By Mark Coles
BBC World Service's The Beat in Mumbai
India's charts are dominated by the sound of Bollywood - over nine out of 10 chart hits come from the movies. But what makes an India number one? To find out, I decided to head to the city of Mumbai and try and record my own hit song.
My song was inspired by a fight with a mosquito - which I lost
Currently number one in the Indian charts is Doorie by Atif Aslam - from the Bollywood film of the same name.
Bollywood dominates music sales in the country, accounting for a staggering 93% of all music sold.
Since I am yet to make my debut on the big screen, my hopes of that high placing in the Indian charts are perhaps scotched at the first. As MTV India DJ Nikhil Chinnappa tells me - "unless you are wearing a bikini and you look very fetching coming out of the water, you've got a very slim chance of making it as a pop singer in India."
But - perhaps sensing my disappointment - he adds that there have been some pop singers who have emerged without Bollywood backing.

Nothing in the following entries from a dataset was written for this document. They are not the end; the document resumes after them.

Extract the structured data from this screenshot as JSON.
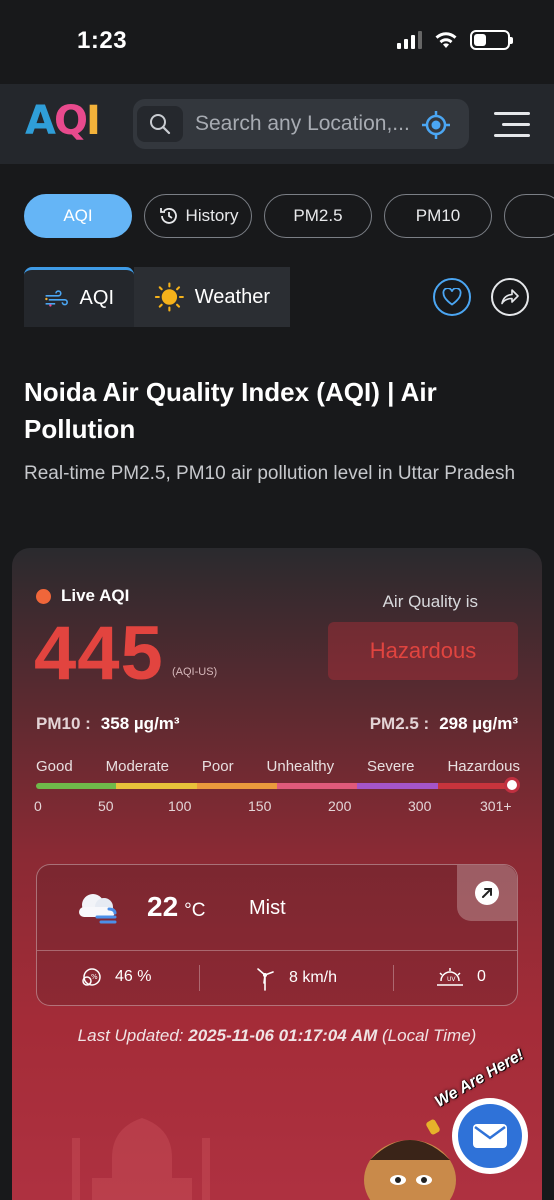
{
  "status": {
    "time": "1:23"
  },
  "header": {
    "logo": {
      "a": "A",
      "q": "Q",
      "i": "I"
    },
    "search_placeholder": "Search any Location,..."
  },
  "pills": [
    {
      "label": "AQI",
      "active": true
    },
    {
      "label": "History",
      "icon": "history-icon"
    },
    {
      "label": "PM2.5"
    },
    {
      "label": "PM10"
    }
  ],
  "tabs": {
    "aqi": "AQI",
    "weather": "Weather"
  },
  "page": {
    "title": "Noida Air Quality Index (AQI) | Air Pollution",
    "subtitle": "Real-time PM2.5, PM10 air pollution level in Uttar Pradesh"
  },
  "aqi_card": {
    "live_label": "Live AQI",
    "value": "445",
    "unit": "(AQI-US)",
    "quality_label": "Air Quality is",
    "quality": "Hazardous",
    "pm10_label": "PM10 :",
    "pm10_value": "358 µg/m³",
    "pm25_label": "PM2.5 :",
    "pm25_value": "298 µg/m³",
    "scale_labels": [
      "Good",
      "Moderate",
      "Poor",
      "Unhealthy",
      "Severe",
      "Hazardous"
    ],
    "scale_numbers": [
      "0",
      "50",
      "100",
      "150",
      "200",
      "300",
      "301+"
    ],
    "scale_colors": [
      "#6fb94a",
      "#e8c23a",
      "#ea9a3c",
      "#e05a7a",
      "#a455c8",
      "#c8343c"
    ]
  },
  "weather": {
    "temp": "22",
    "temp_unit": "°C",
    "condition": "Mist",
    "humidity": "46 %",
    "wind": "8 km/h",
    "uv": "0"
  },
  "last_updated": {
    "prefix": "Last Updated:",
    "datetime": "2025-11-06 01:17:04 AM",
    "suffix": "(Local Time)"
  },
  "chat": {
    "bubble_text": "We Are Here!"
  }
}
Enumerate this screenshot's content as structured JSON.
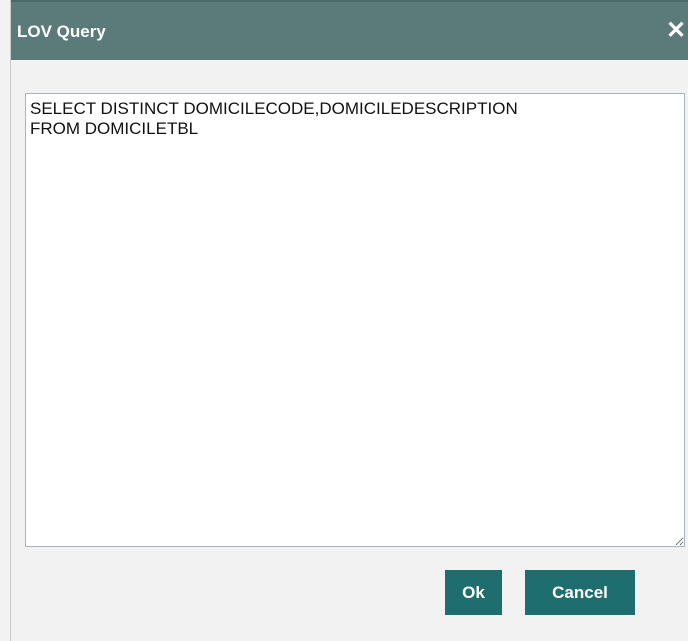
{
  "dialog": {
    "title": "LOV Query",
    "close_glyph": "✕",
    "close_icon": "close-icon",
    "query_text": "SELECT DISTINCT DOMICILECODE,DOMICILEDESCRIPTION\nFROM DOMICILETBL",
    "ok_label": "Ok",
    "cancel_label": "Cancel"
  },
  "colors": {
    "titlebar": "#5b7b7b",
    "button": "#1f6e6e",
    "background": "#f2f2f2"
  }
}
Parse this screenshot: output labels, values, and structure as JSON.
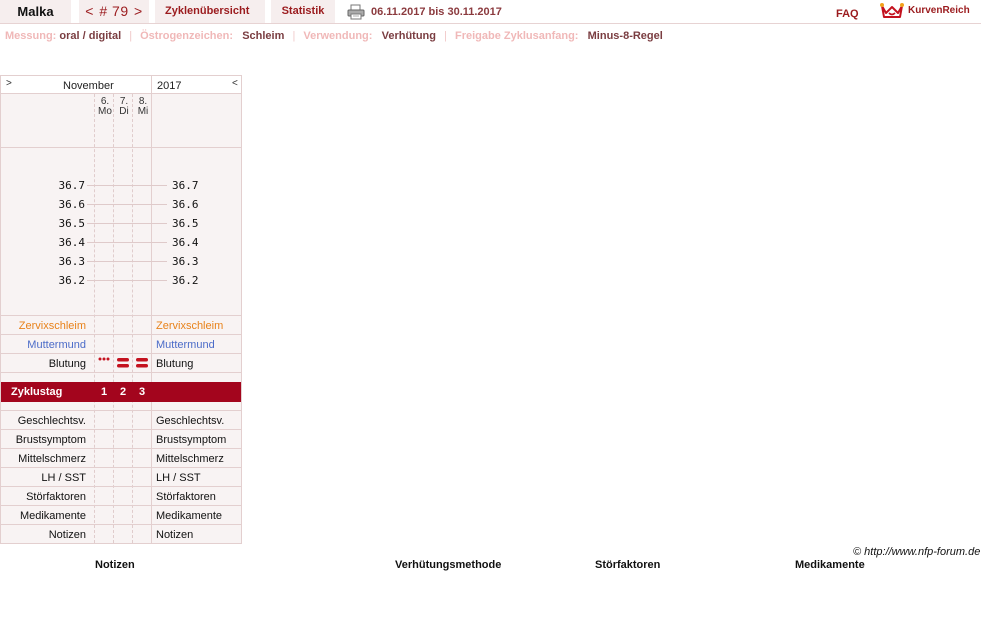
{
  "header": {
    "user": "Malka",
    "cycle_prev": "<",
    "cycle_label": "# 79",
    "cycle_next": ">",
    "tab_overview": "Zyklenübersicht",
    "tab_stats": "Statistik",
    "date_range": "06.11.2017 bis 30.11.2017",
    "faq": "FAQ",
    "logo_text": "KurvenReich"
  },
  "settings": {
    "measure_label": "Messung:",
    "measure_value": "oral / digital",
    "sign_label": "Östrogenzeichen:",
    "sign_value": "Schleim",
    "use_label": "Verwendung:",
    "use_value": "Verhütung",
    "release_label": "Freigabe Zyklusanfang:",
    "release_value": "Minus-8-Regel"
  },
  "chart": {
    "nav_prev": ">",
    "month": "November",
    "year": "2017",
    "nav_next": "<",
    "days": [
      {
        "num": "6.",
        "dow": "Mo"
      },
      {
        "num": "7.",
        "dow": "Di"
      },
      {
        "num": "8.",
        "dow": "Mi"
      }
    ],
    "temps": [
      "36.7",
      "36.6",
      "36.5",
      "36.4",
      "36.3",
      "36.2"
    ],
    "rows_top": [
      {
        "label": "Zervixschleim",
        "color": "#e8821a"
      },
      {
        "label": "Muttermund",
        "color": "#4b6bc8"
      },
      {
        "label": "Blutung",
        "color": "#111111"
      }
    ],
    "bleeding": [
      "spotting",
      "heavy",
      "heavy"
    ],
    "cycle_day_label": "Zyklustag",
    "cycle_days": [
      "1",
      "2",
      "3"
    ],
    "rows_bottom": [
      "Geschlechtsv.",
      "Brustsymptom",
      "Mittelschmerz",
      "LH / SST",
      "Störfaktoren",
      "Medikamente",
      "Notizen"
    ],
    "accent_color": "#a3051d"
  },
  "footer": {
    "copyright": "© http://www.nfp-forum.de",
    "legend": [
      "Notizen",
      "Verhütungsmethode",
      "Störfaktoren",
      "Medikamente"
    ]
  }
}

"The first winner of Indian Idol became very popular," he points out. Ah.
Long hard road
Nevertheless, I ask what the key ingredients for an Indian chart smash.
"You need to have a catchy hook - so that people can hum it," Nikhil says. Fortunately, my self-penned song - detailing an attack by a mosquito I suffered on arriving in the country - means I reckon I have cleared this hurdle.
"It also helps if you've got one of Bollywood's biggest stars lip-synching it on screen," he adds. That might prove trickier.
But I cheer up when he points out that there are over a billion people in the country, "so even if a very, very small percentage like your music, that could still be a couple of million people.
"So it's not entirely impossible, but if you were to do it that way it would be a long, hard road to climb."
Well, the first step on that climb is to get the song recorded. I meet producer Sandeep Chowta, who has worked in both Bollywood and pop music.
"Nobody will refuse anybody who comes with an 'item song'," he says.
"Item songs are like club songs in a movie. They are fast, with tons of hooks and powerful singing."
After hearing a few bars of Mumbai Mozzie Blues, he politely tells me I might well be a big star - in the UK.
"But not in India, that's for sure," he adds.
"In today's times, you need a sound that no-one has ever heard before.
"Everybody has this tendency to mimic a peer, or someone they like."
I am a little upset and emotional about my performance - I admit it was a bit flat and not, perhaps, my best - but Nikhil cheers me up by pointing out that it is not just about the music and the song. There is also the music video, which is very much key to having a successful song in India.
To this end, I meet Kookie Gurlati - one of the country's leading directors, and indeed, the man behind the video for current chart-topper Doorie.
After I explain the concept for my song, he tells me his vision for the accompanying video.
"I would have you singing it - but if you could manage a few Bollywood stars in the video, trust me, it would help your sales," he says.
"I'd give it a hidden camera look, to cover your experiences in Bombay.
"I'd put camera in the rickshaws, wherever you are going."
He cheers me up - I think if I practice the song and polish it up a bit, I might make it yet.
But now Nikhil warns me that, to be successful and make a good video, I still have a look to get. He thinks if I visit leading stylist Anshu Aurora, I can be Enrique in India.
Bring it on, I say.
"The scruffy look is quite in at the moment - so the more you look yourself, the better," she tells me.
Bollywood songs utterly rule the Indian charts
"What I would do is maybe add a splash of colour - a linen or summer blazer on top, which is really flowery - and give very subtle leather accessories with a few beads teamed up with it.
"Image is so important. There are a lot of people who will want to fantasise and dream about you."
Ultimately, however, a lack of available Bollywood stars means that I have to quit my dream of an Indian number one for now.
But Nikhil tells me that the charts are not the be-all-and-end-all anyway.
"They don't have the technology that they have in the US or UK [for counting sales]," he says.
"The best indication is the cabbie or the man on the street, or the vegetable vendor and what he has playing on his little 2-in-1."
Mumbai Mozzie Blues may just have a chance yet.